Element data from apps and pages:
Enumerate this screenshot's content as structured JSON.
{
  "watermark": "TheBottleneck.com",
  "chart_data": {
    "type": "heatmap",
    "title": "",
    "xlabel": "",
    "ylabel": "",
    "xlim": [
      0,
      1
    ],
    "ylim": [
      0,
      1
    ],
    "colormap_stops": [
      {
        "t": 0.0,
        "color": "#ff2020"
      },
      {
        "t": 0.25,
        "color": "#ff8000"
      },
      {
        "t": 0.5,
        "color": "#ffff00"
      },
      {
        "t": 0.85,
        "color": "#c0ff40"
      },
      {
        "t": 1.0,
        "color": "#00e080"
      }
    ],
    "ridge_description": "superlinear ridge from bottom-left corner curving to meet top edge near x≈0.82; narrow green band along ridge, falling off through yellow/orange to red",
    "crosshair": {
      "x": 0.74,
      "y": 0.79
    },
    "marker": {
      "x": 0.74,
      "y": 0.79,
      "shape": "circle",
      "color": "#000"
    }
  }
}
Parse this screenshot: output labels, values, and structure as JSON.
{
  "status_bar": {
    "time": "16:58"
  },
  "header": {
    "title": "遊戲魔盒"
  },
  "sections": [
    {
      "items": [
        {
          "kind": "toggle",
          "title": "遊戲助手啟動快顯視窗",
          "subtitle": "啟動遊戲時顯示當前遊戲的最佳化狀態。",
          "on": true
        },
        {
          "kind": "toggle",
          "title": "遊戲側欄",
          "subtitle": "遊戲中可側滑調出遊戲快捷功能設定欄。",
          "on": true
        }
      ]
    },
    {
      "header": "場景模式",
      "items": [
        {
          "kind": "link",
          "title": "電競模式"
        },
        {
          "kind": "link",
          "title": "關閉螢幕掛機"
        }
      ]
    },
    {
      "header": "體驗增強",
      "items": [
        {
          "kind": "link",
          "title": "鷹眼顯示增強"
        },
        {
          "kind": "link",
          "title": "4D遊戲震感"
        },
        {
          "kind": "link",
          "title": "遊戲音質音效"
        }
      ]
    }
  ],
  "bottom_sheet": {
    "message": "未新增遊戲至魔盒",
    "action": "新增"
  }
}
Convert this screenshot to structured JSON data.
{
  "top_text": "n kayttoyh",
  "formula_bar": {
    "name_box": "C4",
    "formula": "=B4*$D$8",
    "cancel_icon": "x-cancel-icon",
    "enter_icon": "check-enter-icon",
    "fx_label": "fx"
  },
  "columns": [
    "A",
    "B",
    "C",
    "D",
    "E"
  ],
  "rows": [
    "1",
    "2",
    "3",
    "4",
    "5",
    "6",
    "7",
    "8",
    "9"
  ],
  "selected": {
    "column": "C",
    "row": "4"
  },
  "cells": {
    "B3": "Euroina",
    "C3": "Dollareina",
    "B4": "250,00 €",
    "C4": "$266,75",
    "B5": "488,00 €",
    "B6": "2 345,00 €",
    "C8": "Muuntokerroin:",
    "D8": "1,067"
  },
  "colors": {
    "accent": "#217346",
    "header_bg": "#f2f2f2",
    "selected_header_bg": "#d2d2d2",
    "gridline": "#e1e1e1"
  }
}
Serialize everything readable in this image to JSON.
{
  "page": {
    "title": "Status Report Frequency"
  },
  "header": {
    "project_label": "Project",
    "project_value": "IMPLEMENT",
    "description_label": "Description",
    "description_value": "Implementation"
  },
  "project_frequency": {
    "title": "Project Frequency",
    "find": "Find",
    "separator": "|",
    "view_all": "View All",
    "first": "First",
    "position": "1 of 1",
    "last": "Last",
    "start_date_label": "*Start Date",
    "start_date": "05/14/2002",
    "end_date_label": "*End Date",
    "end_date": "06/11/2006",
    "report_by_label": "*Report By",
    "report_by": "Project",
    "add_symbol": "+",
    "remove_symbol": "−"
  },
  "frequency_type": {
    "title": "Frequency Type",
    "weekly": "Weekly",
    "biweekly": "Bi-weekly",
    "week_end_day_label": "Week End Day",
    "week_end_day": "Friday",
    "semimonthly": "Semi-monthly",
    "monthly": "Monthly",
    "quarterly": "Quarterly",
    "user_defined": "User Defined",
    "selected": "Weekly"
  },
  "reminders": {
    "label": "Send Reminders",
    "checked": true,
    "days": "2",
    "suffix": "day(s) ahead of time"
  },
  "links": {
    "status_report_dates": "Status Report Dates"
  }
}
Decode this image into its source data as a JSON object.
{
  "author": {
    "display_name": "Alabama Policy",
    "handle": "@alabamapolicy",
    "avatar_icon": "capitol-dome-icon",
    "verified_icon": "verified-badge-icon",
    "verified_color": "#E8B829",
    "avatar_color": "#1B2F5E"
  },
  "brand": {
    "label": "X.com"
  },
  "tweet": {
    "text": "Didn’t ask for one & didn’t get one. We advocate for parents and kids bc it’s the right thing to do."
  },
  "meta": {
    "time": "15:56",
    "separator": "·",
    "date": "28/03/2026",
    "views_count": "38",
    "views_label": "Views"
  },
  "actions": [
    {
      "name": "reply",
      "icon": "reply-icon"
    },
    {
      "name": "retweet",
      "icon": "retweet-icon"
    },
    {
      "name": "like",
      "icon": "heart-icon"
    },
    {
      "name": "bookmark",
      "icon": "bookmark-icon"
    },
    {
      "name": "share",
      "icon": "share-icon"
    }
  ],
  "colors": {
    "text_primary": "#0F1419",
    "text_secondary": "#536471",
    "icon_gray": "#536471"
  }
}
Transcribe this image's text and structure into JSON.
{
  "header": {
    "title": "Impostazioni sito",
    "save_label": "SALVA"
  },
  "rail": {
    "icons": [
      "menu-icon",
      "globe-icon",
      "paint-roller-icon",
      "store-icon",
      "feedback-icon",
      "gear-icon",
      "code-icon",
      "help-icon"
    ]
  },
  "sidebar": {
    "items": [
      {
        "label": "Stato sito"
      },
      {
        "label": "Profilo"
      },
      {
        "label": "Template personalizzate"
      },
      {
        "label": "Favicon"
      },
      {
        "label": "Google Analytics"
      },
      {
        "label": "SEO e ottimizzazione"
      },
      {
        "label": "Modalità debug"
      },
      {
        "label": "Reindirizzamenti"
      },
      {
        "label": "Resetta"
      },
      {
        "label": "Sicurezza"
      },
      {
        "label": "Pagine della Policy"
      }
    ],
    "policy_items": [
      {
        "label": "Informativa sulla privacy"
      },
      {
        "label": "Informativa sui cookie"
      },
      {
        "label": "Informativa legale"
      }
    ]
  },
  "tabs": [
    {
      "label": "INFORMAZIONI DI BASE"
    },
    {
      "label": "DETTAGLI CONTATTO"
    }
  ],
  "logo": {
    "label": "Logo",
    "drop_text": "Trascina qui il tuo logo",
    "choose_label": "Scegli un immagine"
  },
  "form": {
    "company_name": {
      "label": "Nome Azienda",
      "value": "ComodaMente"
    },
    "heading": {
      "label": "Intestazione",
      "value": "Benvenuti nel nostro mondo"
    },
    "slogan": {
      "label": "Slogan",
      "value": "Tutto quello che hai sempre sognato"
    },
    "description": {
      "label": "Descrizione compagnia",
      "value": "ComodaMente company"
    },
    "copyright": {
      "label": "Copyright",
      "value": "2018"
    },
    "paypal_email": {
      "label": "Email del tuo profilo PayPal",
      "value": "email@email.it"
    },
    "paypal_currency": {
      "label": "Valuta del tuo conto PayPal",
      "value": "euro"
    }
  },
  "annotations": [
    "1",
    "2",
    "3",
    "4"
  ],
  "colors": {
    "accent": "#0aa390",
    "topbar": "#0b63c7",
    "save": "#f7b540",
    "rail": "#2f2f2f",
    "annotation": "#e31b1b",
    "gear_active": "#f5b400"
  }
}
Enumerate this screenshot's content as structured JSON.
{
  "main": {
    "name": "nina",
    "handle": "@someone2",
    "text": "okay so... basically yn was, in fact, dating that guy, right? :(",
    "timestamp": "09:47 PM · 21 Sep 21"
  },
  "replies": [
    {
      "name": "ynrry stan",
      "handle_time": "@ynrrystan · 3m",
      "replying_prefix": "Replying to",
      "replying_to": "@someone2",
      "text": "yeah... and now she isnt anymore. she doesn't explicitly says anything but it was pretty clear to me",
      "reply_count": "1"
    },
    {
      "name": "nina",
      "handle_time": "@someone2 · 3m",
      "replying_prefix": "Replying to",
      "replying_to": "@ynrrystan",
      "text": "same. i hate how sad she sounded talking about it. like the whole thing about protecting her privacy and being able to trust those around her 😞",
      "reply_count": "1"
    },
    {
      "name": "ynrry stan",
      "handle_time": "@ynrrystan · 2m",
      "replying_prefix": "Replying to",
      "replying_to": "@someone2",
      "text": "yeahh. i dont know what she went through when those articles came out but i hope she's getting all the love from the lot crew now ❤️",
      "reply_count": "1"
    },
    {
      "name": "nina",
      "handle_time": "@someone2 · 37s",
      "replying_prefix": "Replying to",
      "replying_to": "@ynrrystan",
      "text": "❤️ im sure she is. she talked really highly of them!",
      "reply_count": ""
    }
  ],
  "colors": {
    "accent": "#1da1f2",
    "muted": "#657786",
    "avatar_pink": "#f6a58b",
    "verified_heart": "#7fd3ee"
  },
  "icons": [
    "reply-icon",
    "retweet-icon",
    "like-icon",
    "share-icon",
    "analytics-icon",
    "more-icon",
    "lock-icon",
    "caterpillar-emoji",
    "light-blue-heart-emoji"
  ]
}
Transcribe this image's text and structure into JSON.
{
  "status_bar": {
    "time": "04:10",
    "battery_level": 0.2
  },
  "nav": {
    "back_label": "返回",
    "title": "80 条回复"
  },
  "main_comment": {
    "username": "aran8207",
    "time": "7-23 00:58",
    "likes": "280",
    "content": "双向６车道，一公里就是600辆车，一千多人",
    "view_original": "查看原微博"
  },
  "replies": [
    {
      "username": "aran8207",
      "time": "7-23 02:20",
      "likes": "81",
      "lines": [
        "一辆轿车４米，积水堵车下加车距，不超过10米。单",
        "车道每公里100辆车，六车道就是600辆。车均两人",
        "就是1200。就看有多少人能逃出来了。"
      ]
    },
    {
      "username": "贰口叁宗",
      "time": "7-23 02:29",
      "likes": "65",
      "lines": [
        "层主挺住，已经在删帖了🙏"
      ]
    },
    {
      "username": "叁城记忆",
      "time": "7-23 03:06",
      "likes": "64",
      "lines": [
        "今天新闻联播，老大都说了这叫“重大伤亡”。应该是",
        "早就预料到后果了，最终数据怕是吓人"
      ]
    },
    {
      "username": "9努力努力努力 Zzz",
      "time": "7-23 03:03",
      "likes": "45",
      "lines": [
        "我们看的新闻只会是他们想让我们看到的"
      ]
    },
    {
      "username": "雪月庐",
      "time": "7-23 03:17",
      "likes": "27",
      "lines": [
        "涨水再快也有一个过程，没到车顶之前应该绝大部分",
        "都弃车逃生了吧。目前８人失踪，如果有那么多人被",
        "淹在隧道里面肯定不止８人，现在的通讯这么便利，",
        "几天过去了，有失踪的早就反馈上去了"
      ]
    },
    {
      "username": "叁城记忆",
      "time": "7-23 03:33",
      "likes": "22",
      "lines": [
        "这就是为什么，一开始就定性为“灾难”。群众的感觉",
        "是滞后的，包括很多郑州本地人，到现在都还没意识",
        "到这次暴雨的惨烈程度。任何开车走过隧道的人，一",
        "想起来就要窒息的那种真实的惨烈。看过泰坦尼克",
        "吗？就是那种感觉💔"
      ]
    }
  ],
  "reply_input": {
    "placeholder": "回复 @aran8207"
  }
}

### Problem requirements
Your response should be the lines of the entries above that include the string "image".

### Output
Serialize everything readable in this image to JSON.
Decode this image into its source data as a JSON object.
Transcribe this image's text and structure into JSON.
Transcribe this image's text and structure into JSON.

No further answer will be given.